The importance of addressing and preventing sexual and interpersonal violence has been recognized from the White House to college campuses across the country. But to change the culture that creates hostile environments, speakers at an NCAA Convention workshop on Wednesday stressed that education and training for both students and staff will be necessary.

The workshop, “Sexual Harrassment and Violence Prevention: The Law and the Role of the Athletics Department,” brought together experts in the laws, psychology and educational practices that address sexual violence and prevention. The conversation came after a year in which the NCAA joined the White House in a new sexual violence prevention program, “It’s On Us,” and the Association’s Executive Committee issued a statement laying out its expectations for how NCAA athletics departments should address the issue on their campuses.

“This is almost in epidemic proportions,” said Debbie Wilson, associate athletics director for academic services at George Mason University. “Our students are coming to our campuses already with a history of exposure to assault and sexual violence. Some of our students coming to campus will have been victims or survivors.

“We need to deal with that. … We must have effective prevention programs on our campus. And we have not had that.”

Effective training, the speakers said, goes beyond simply bringing in experts to speak to staff. One necessary element is helping staff members understand their responsibilities under laws that include Title IX and the Jeanne Clery Act, which protect students from the hostile environments created by incidents of sexual and interpersonal violence and requires campuses to report certain crimes, including sex offenses.

But changing the culture also means looking at how the issue is addressed on campus every day, examining how the topic is discussed – or not discussed – and how those regular actions can create a negative environment. To develop a culture in which students feel safe and empowered enough to intervene – one in which coaches and administrators make them feel comfortable reporting incidents – staff must first understand their roles and responsibilities under the laws, speakers said. Additionally the importance of the issue must be consistently stressed.

“You can’t pay lip service to this,” said Jeffrey O’Brien, director of mentors in violence prevention for the National Consortium for Academics and Sport. “You’re either about this, or you’re not about this. The lip service, just saying we’re going to do X, Y and Z, quickly becomes transparent. Everybody sees through this stuff very quickly.”

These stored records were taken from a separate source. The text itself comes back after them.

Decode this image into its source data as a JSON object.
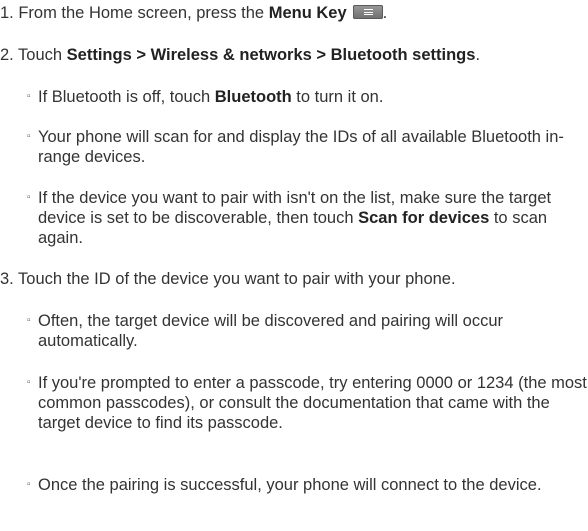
{
  "steps": [
    {
      "pre": "1. From the Home screen, press the ",
      "bold": "Menu Key",
      "icon": "menu-key-icon"
    },
    {
      "pre": "2. Touch ",
      "bold": "Settings > Wireless & networks > Bluetooth settings",
      "post": "."
    },
    {
      "text": "3. Touch the ID of the device you want to pair with your phone."
    }
  ],
  "bullets": {
    "a": {
      "pre": "If Bluetooth is off, touch ",
      "bold": "Bluetooth",
      "post": " to turn it on."
    },
    "b": {
      "text": "Your phone will scan for and display the IDs of all available Bluetooth in-range devices."
    },
    "c": {
      "pre": "If the device you want to pair with isn't on the list, make sure the target device is set to be discoverable, then touch ",
      "bold": "Scan for devices",
      "post": " to scan again."
    },
    "d": {
      "text": "Often, the target device will be discovered and pairing will occur automatically."
    },
    "e": {
      "text": "If you're prompted to enter a passcode, try entering 0000 or 1234 (the most common passcodes), or consult the documentation that came with the target device to find its passcode."
    },
    "f": {
      "text": "Once the pairing is successful, your phone will connect to the device."
    }
  },
  "bullet_marker": "▫"
}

To help schools address the issue, in the fall the NCAA released a handbook – “Addressing Sexual Assault and Interpersonal Violence” – to help member schools become effective partners on their campuses and find solutions to the problem. Wilson, the book’s primary author and editor, told attendees the basic needs of a training program needed to include:

  • A directive delivered from the school president or chancellor;
  • Compliance elements that include institutional policies relating to both prevention and response;
  • Direction that identifies not only what should and should not be done, but also lays out goals and specifies the school’s aspirations for addressing the issue;
  • An educational overview that makes clear the nature of the problem. “People have got to be pulled in to understand how they relate to this problem,” Wilson said.
  • Education should also help students recognize and seek out healthy intimate relationships. “They must know how to negotiate a healthy sexual relationship that takes into account the well-being of both parties,” Wilson said.
  • The training should also focus on skill development – through techniques such as role-playing – rather than passively providing information.

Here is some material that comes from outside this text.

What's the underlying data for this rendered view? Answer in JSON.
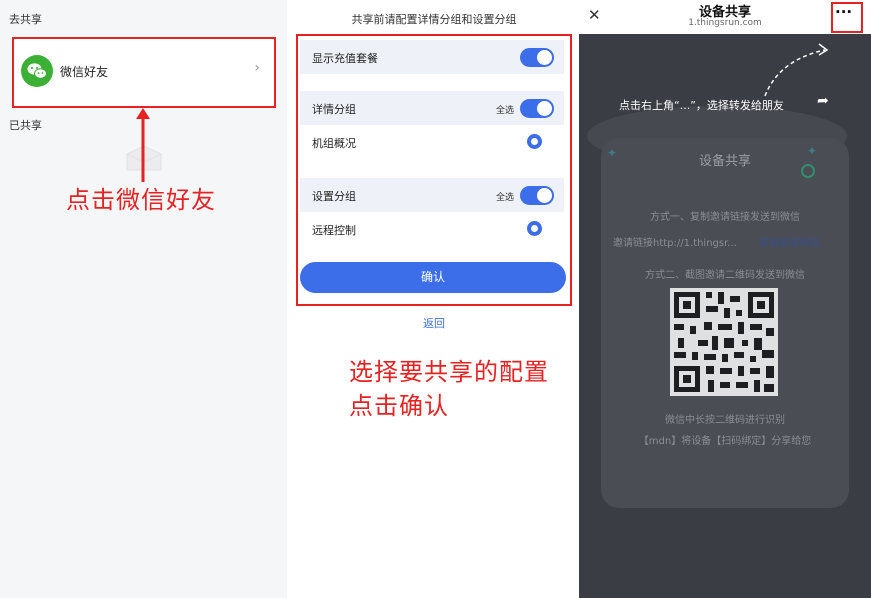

While the urgency to address the issue has been communicated by the most powerful offices of American government in the last year, speakers stressed that athletics departments are well-positioned to effect change.

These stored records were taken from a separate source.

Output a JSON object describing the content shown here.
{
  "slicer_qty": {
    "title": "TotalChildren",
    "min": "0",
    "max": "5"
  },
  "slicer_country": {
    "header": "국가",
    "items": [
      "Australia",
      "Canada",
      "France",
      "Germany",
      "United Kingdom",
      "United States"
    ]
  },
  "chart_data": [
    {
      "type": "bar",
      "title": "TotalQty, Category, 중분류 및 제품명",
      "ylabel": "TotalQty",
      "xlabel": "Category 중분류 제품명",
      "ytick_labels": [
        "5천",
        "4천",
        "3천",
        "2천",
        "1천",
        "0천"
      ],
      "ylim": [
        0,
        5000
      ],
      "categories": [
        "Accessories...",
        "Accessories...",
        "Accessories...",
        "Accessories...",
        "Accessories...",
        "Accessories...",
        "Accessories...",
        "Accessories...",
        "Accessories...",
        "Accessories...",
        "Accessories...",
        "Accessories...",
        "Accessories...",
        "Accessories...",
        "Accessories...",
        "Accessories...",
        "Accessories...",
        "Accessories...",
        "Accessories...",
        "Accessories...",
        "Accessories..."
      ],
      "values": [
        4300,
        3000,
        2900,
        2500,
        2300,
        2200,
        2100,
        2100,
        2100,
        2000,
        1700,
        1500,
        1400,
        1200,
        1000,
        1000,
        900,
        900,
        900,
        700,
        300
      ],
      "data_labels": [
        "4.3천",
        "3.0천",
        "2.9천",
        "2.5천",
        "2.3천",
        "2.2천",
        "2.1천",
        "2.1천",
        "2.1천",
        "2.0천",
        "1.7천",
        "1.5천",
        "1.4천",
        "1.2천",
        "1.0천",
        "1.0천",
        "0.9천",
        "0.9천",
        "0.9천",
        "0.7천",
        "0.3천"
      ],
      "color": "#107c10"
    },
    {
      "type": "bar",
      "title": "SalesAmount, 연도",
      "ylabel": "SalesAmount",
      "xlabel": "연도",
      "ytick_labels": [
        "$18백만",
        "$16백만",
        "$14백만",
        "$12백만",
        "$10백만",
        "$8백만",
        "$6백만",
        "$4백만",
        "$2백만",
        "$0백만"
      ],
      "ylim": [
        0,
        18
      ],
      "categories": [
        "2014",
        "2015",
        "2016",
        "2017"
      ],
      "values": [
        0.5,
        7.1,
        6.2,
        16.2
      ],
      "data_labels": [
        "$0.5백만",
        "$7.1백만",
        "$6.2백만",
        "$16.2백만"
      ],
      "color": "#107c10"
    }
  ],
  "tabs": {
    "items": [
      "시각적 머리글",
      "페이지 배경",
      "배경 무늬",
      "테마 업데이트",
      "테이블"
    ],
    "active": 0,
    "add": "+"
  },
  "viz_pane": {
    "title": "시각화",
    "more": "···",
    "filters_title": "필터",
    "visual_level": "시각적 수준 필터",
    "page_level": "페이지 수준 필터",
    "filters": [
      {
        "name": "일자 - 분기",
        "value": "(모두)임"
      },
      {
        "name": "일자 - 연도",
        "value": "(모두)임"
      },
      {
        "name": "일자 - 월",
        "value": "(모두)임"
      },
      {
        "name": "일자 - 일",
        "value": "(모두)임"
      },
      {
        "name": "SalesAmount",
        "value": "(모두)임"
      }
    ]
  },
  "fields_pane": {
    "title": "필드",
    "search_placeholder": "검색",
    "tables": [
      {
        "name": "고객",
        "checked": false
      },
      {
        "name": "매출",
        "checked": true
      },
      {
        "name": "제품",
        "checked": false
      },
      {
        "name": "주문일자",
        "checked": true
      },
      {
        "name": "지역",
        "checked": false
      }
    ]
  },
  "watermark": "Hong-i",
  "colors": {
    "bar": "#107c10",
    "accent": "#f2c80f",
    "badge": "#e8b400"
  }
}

“College athletics has the single greatest possibility of making the strongest and most immediate impact in this area on our college campuses,” Wilson said. “Why is that? We are masters at building cultures. … We can do this. But we’re gonna have to get after it.”